It’s a great time to take a walk or a bike ride with trees changing color, cooler temperatures and new bike facilities!
Recent weeks were full of big announcements about biking and walking: a number of new facilities were unveiled, census data showing bike commuting is on the rise was released, the Minneapolis Bicycle Coalition announced it is expanding its mission to include pedestrian advocacy work and more.
If you missed the stories, keep reading for a roundup on the latest news about biking and walking in Minneapolis.
The dust is beginning to settle after a summer of record-setting street construction.
The Franklin Avenue Bridge reopened with widened sidewalks, a protected bike lane and the first automatic bicycle counter. Ride across to see your transportation choice acknowledged and counted.
West River Road has reopened after two years of construction following a landslide in the summer of 2014.
Protection has been added to the bike lane on Blaisdell Avenue South from 29th to 40th streets.
Protected bike lanes are open on 3rd Avenue downtown from 1st Street South to 16th Street East.
Downtown residents and workers should check out a recent post on the Coalition’s blog about the frustrating gap emerging on Washington Avenue from the end of the new protected bike lanes at 5th Street to the University of Minnesota’s West Bank campus.
As if to validate these new investments in infrastructure, new census data released last month shows bike commuting has increased 155 percent since 2005. The city is maintaining its second place lead (after Portland) for bike commuting in large U.S. cities.
Another positive statistic revealed bike commuting among women is up 177 percent from 2006. Forty-three percent of bike commuters in Minneapolis are women, which puts the city way above the national average of 29 percent.
The census data is based on surveys that ask people to report their primary travel mode, but responses may not tell the whole story. A University of Minnesota report from 2005 found that bicycle commuting is probably higher than the 5 percent uncovered by the census, since seasonal commuting shifts are not counted. Read more here.
Unfortunately, pedestrian fatalities are up in Minnesota and in the metro area. In September, the Star Tribune reported that 34 pedestrians have been killed in traffic crashes in 2016 — compared with 20 in the same period last year — and this may be the deadliest year for pedestrians since at least 2005.
Nevertheless, walking remains an important mode. Everyone is a pedestrian. Clearly, it is time for increased efforts around pedestrian advocacy.
Community members who wish to share feedback about biking and walking advocacy work should watch for upcoming events on the Minneapolis Bicycle Coalition’s website. The Coalition is currently seeking new board members, including those with a passion for pedestrian advocacy.
The Minneapolis Police Department (MPD) recently announced they will begin tracking the race and/or ethnicity of people who are stopped, including people on foot or bike. The change was encouraged by organizations like Neighborhoods Organizing for Change and the American Civil Liberties Union as a means to help uncover any underlying racial bias related to policing in our city.

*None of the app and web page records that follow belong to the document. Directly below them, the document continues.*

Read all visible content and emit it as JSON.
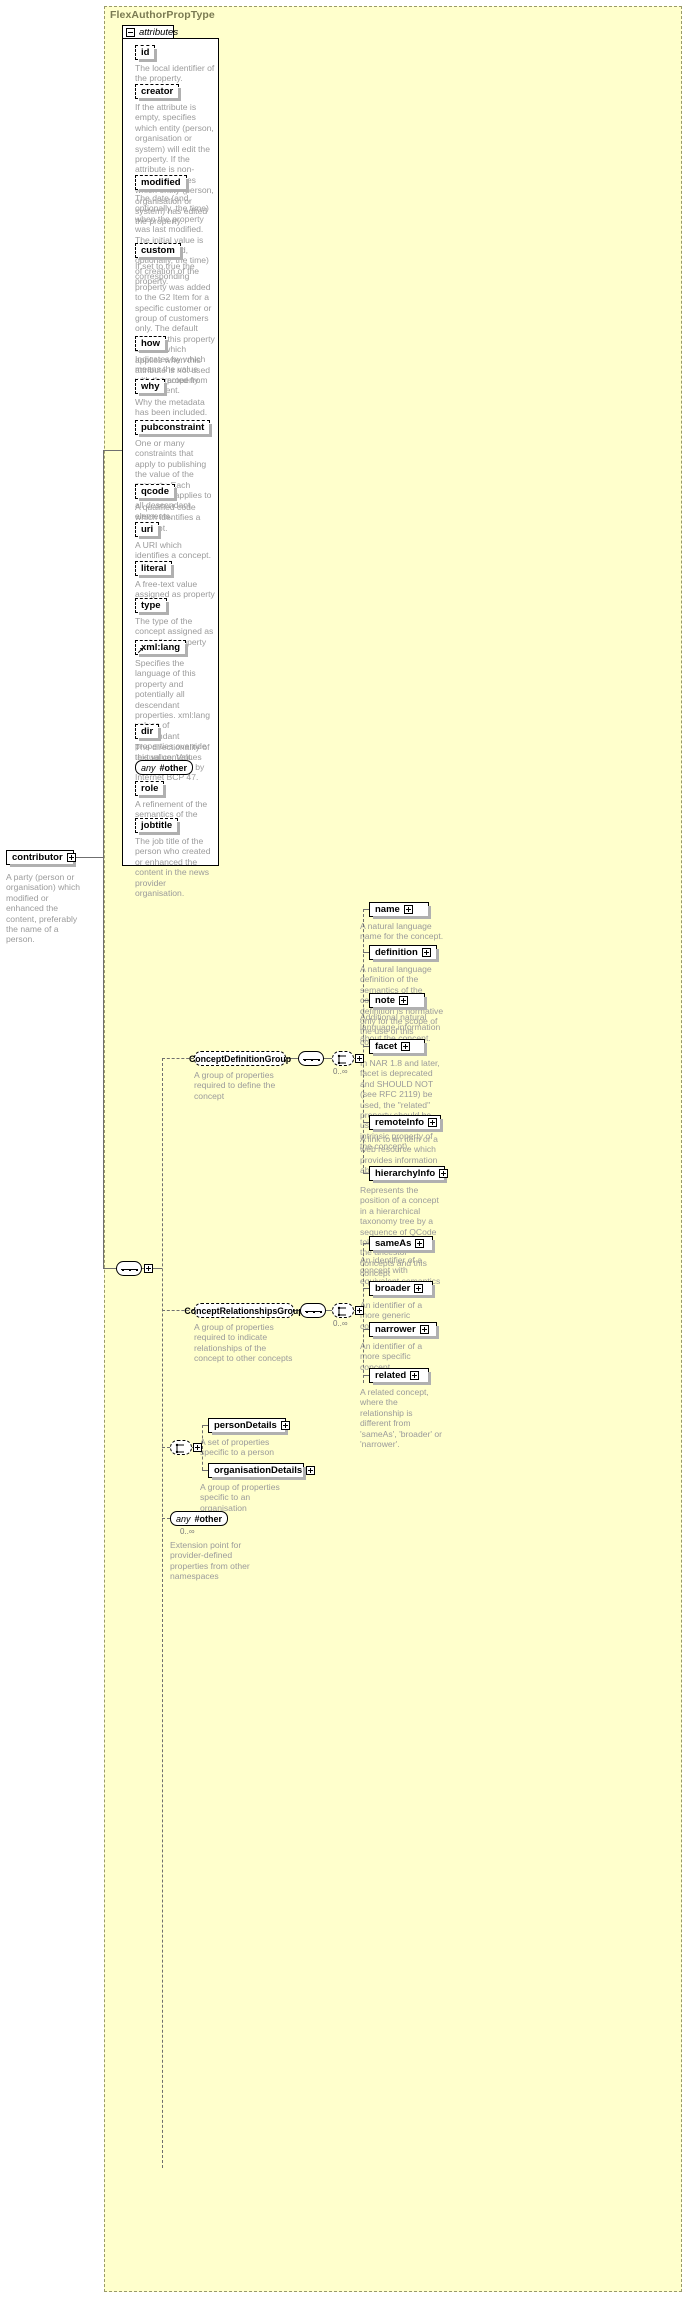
{
  "diagram": {
    "type_name": "FlexAuthorPropType",
    "attributes_label": "attributes",
    "root_element": {
      "name": "contributor",
      "description": "A party (person or organisation) which modified or enhanced the content, preferably the name of a person."
    },
    "attributes": [
      {
        "name": "id",
        "description": "The local identifier of the property."
      },
      {
        "name": "creator",
        "description": "If the attribute is empty, specifies which entity (person, organisation or system) will edit the property. If the attribute is non-empty, specifies which entity (person, organisation or system) has edited the property."
      },
      {
        "name": "modified",
        "description": "The date (and, optionally, the time) when the property was last modified. The initial value is the date (and, optionally, the time) of creation of the property."
      },
      {
        "name": "custom",
        "description": "If set to true the corresponding property was added to the G2 Item for a specific customer or group of customers only. The default value of this property is false which applies when this attribute is not used with the property."
      },
      {
        "name": "how",
        "description": "Indicates by which means the value was extracted from the content."
      },
      {
        "name": "why",
        "description": "Why the metadata has been included."
      },
      {
        "name": "pubconstraint",
        "description": "One or many constraints that apply to publishing the value of the property. Each constraint applies to all descendant elements."
      },
      {
        "name": "qcode",
        "description": "A qualified code which identifies a concept."
      },
      {
        "name": "uri",
        "description": "A URI which identifies a concept."
      },
      {
        "name": "literal",
        "description": "A free-text value assigned as property value."
      },
      {
        "name": "type",
        "description": "The type of the concept assigned as controlled property value."
      },
      {
        "name": "xml:lang",
        "description": "Specifies the language of this property and potentially all descendant properties. xml:lang values of descendant properties override this value. Values are determined by Internet BCP 47."
      },
      {
        "name": "dir",
        "description": "The directionality of textual content."
      },
      {
        "name": "any",
        "namespace": "#other",
        "description": ""
      },
      {
        "name": "role",
        "description": "A refinement of the semantics of the property."
      },
      {
        "name": "jobtitle",
        "description": "The job title of the person who created or enhanced the content in the news provider organisation."
      }
    ],
    "groups": [
      {
        "id": "concept-definition-group",
        "name": "ConceptDefinitionGroup",
        "description": "A group of properties required to define the concept",
        "occurs": "0..∞",
        "children": [
          {
            "name": "name",
            "description": "A natural language name for the concept."
          },
          {
            "name": "definition",
            "description": "A natural language definition of the semantics of the concept. This definition is normative only for the scope of the use of this concept."
          },
          {
            "name": "note",
            "description": "Additional natural language information about the concept."
          },
          {
            "name": "facet",
            "description": "In NAR 1.8 and later, facet is deprecated and SHOULD NOT (see RFC 2119) be used, the \"related\" property should be used instead (was an intrinsic property of the concept)."
          },
          {
            "name": "remoteInfo",
            "description": "A link to an item or a web resource which provides information about the concept."
          },
          {
            "name": "hierarchyInfo",
            "description": "Represents the position of a concept in a hierarchical taxonomy tree by a sequence of QCode tokens representing the ancestor concepts and this concept"
          }
        ]
      },
      {
        "id": "concept-relationships-group",
        "name": "ConceptRelationshipsGroup",
        "description": "A group of properties required to indicate relationships of the concept to other concepts",
        "occurs": "0..∞",
        "children": [
          {
            "name": "sameAs",
            "description": "An identifier of a concept with equivalent semantics"
          },
          {
            "name": "broader",
            "description": "An identifier of a more generic concept."
          },
          {
            "name": "narrower",
            "description": "An identifier of a more specific concept."
          },
          {
            "name": "related",
            "description": "A related concept, where the relationship is different from 'sameAs', 'broader' or 'narrower'."
          }
        ]
      }
    ],
    "detail_elements": [
      {
        "name": "personDetails",
        "description": "A set of properties specific to a person"
      },
      {
        "name": "organisationDetails",
        "description": "A group of properties specific to an organisation"
      }
    ],
    "any_other": {
      "label_any": "any",
      "label_ns": "#other",
      "occurs": "0..∞",
      "description": "Extension point for provider-defined properties from other namespaces"
    }
  }
}
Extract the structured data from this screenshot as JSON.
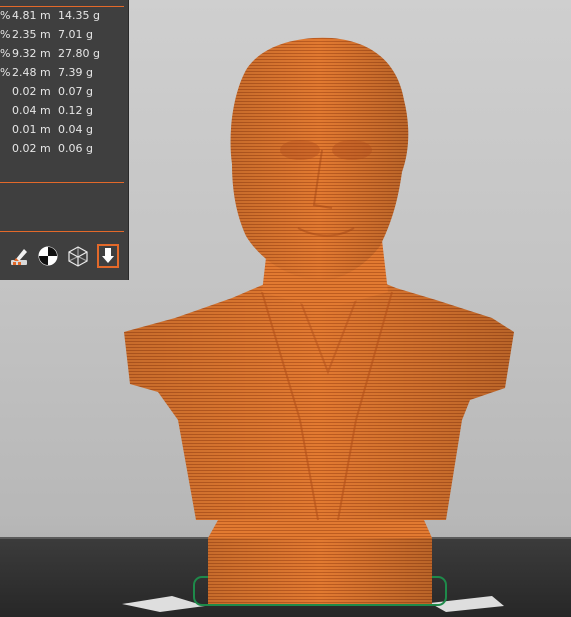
{
  "stats": {
    "rows": [
      {
        "pct": "%",
        "length": "4.81 m",
        "weight": "14.35 g"
      },
      {
        "pct": "%",
        "length": "2.35 m",
        "weight": "7.01 g"
      },
      {
        "pct": "%",
        "length": "9.32 m",
        "weight": "27.80 g"
      },
      {
        "pct": "%",
        "length": "2.48 m",
        "weight": "7.39 g"
      },
      {
        "pct": "",
        "length": "0.02 m",
        "weight": "0.07 g"
      },
      {
        "pct": "",
        "length": "0.04 m",
        "weight": "0.12 g"
      },
      {
        "pct": "",
        "length": "0.01 m",
        "weight": "0.04 g"
      },
      {
        "pct": "",
        "length": "0.02 m",
        "weight": "0.06 g"
      }
    ]
  },
  "toolbar": {
    "icons": [
      "paint-brush-icon",
      "contrast-circle-icon",
      "wireframe-cube-icon",
      "export-arrow-icon"
    ]
  },
  "colors": {
    "accent": "#e3692a",
    "model": "#e0782f",
    "model_line": "#b4541c",
    "panel": "#3f3f3f",
    "bed": "#2e2e2e",
    "skirt": "#1e8a4a"
  }
}
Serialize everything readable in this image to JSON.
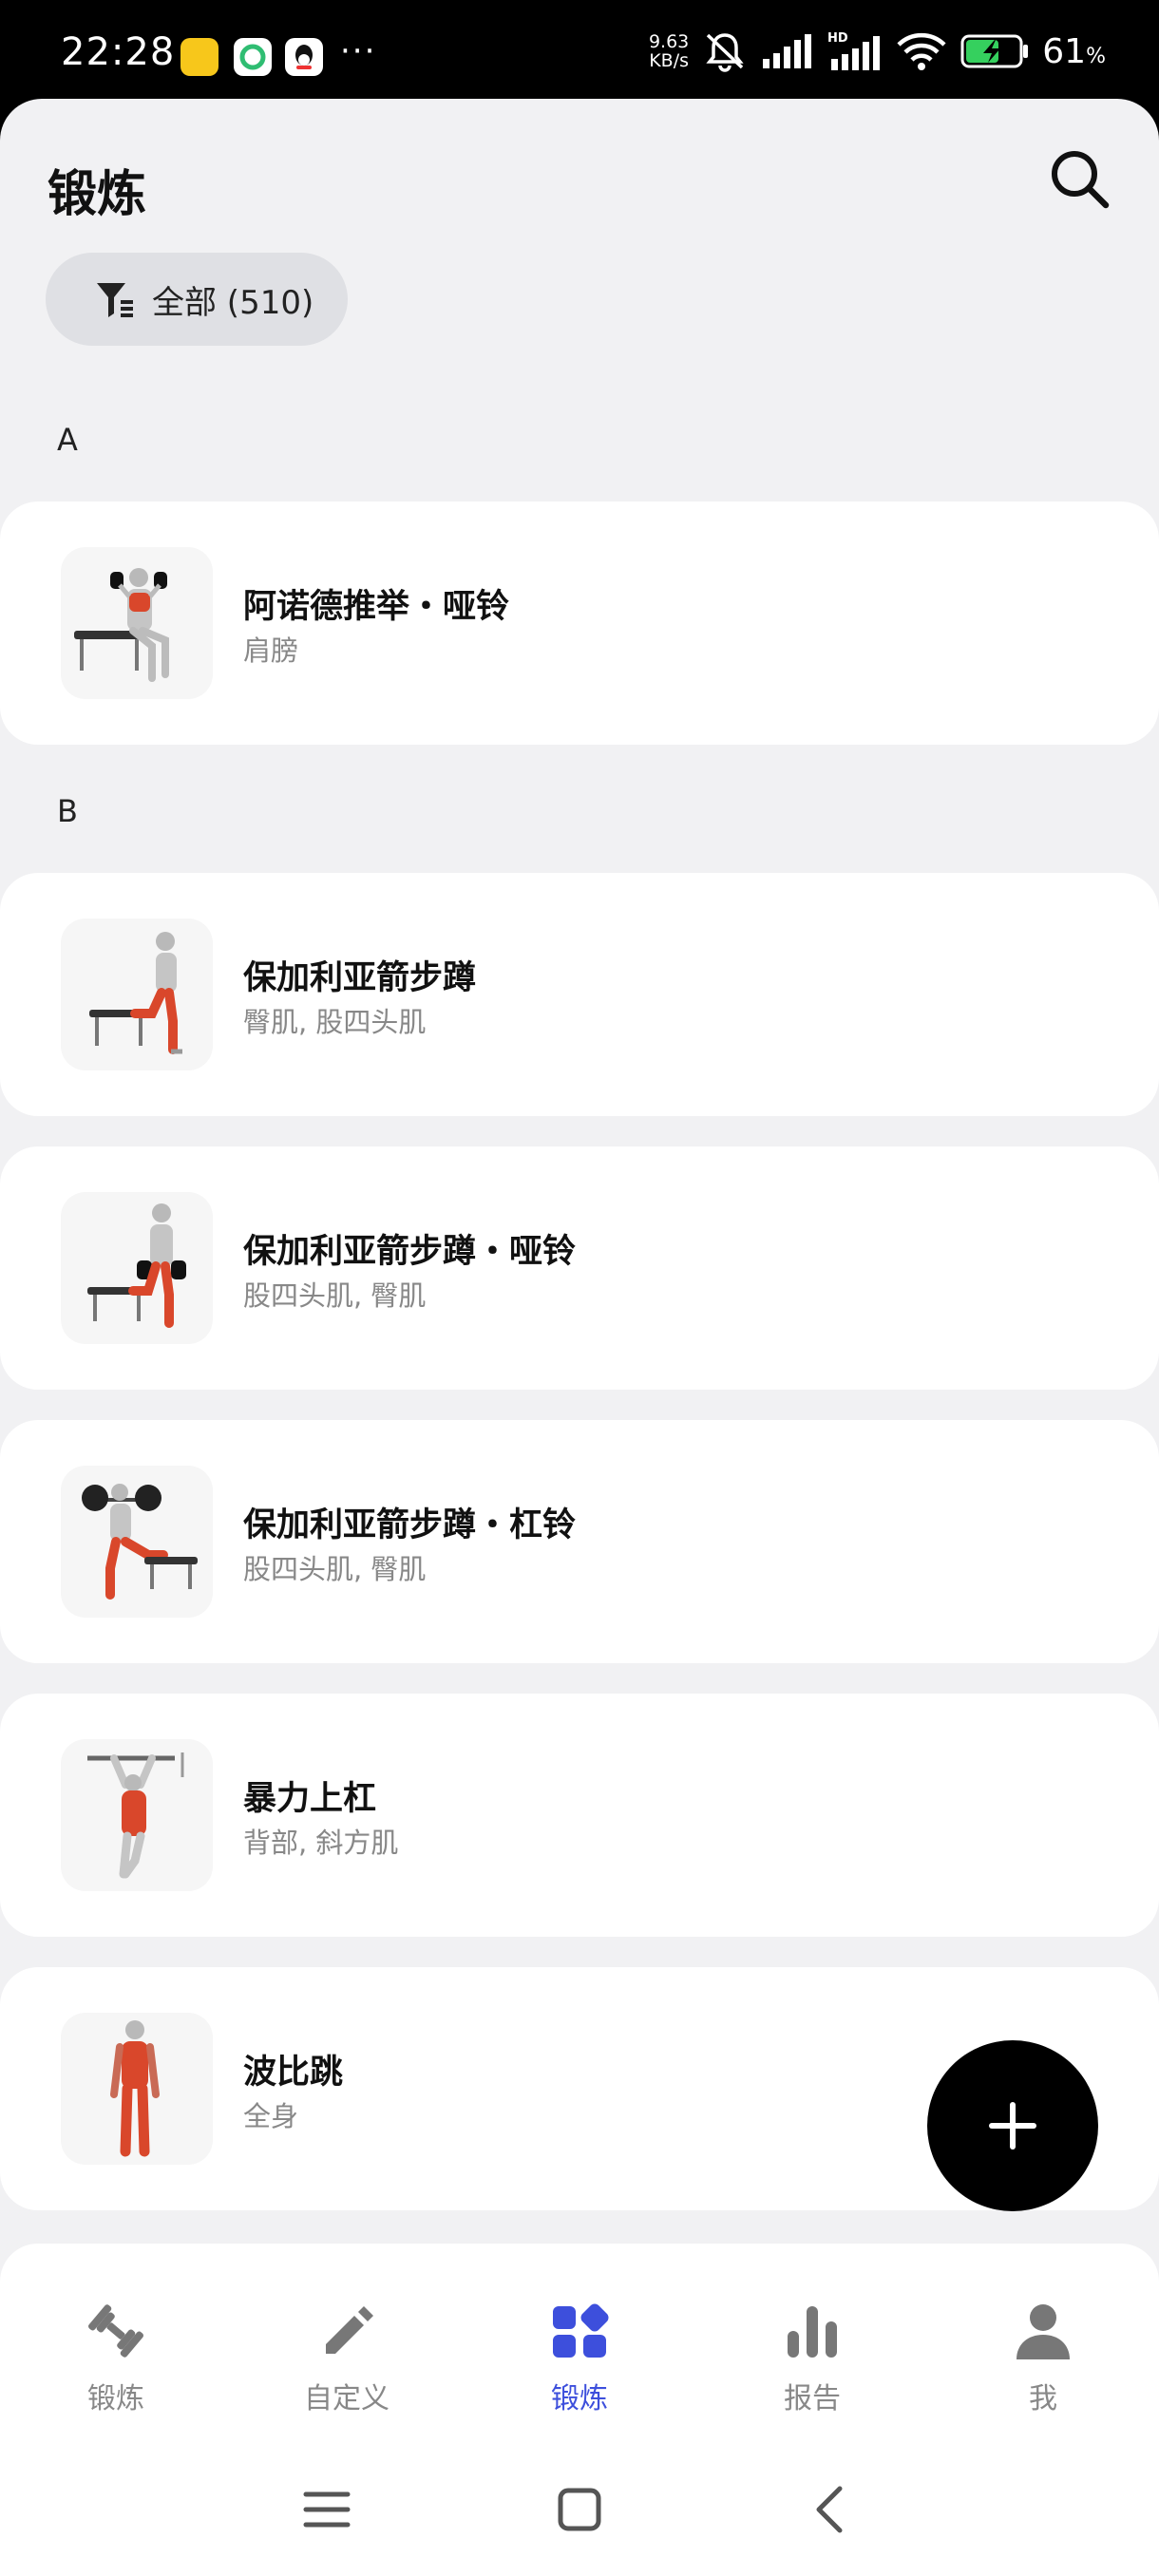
{
  "status_bar": {
    "time": "22:28",
    "more": "···",
    "net_speed_value": "9.63",
    "net_speed_unit": "KB/s",
    "battery_pct": "61",
    "battery_unit": "%"
  },
  "header": {
    "title": "锻炼"
  },
  "filter": {
    "label": "全部 (510)"
  },
  "sections": [
    {
      "letter": "A"
    },
    {
      "letter": "B"
    }
  ],
  "exercises": [
    {
      "name": "阿诺德推举・哑铃",
      "muscles": "肩膀"
    },
    {
      "name": "保加利亚箭步蹲",
      "muscles": "臀肌, 股四头肌"
    },
    {
      "name": "保加利亚箭步蹲・哑铃",
      "muscles": "股四头肌, 臀肌"
    },
    {
      "name": "保加利亚箭步蹲・杠铃",
      "muscles": "股四头肌, 臀肌"
    },
    {
      "name": "暴力上杠",
      "muscles": "背部, 斜方肌"
    },
    {
      "name": "波比跳",
      "muscles": "全身"
    }
  ],
  "bottom_nav": [
    {
      "label": "锻炼",
      "icon": "dumbbell-icon"
    },
    {
      "label": "自定义",
      "icon": "pencil-icon"
    },
    {
      "label": "锻炼",
      "icon": "grid-icon",
      "active": true
    },
    {
      "label": "报告",
      "icon": "bar-chart-icon"
    },
    {
      "label": "我",
      "icon": "person-icon"
    }
  ],
  "colors": {
    "accent": "#3d4fdc",
    "background": "#f1f1f3",
    "muscle_highlight": "#d9472b"
  }
}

A report recently compiled by Minneapolis Bicycle Coalition volunteers analyzed data about bicycle citations given between 2009 and 2014 by the MPD. Volunteers working on the report found that men receive more bicycle citations than women. A small subset of reports analyzed included race and gave an idea about how people of color are treated — as did anecdotal evidence — but the data was not able to fully show the impact of race. For more information, check out this blog post.
While it’s true that demand for bicycling is increasing and new facilities are improving conditions for people on bikes, more work is still needed for people who travel without cars. The increase in pedestrian fatalities, even as walking remains an important mode for a subset of commuters, illustrates this point.
New leadership at the city and more accu- rate counting methods — for example on the Franklin Avenue Bridge and the tracking of race and/or ethnicity on police reports — are steps in the right direction.
Keep up with these stories and more bicycling news on the Minneapolis Bicycle Coalition blog.
Annie Van Cleve is a freelance writer, blogger and volunteer with the Minneapolis Bicycle Coalition.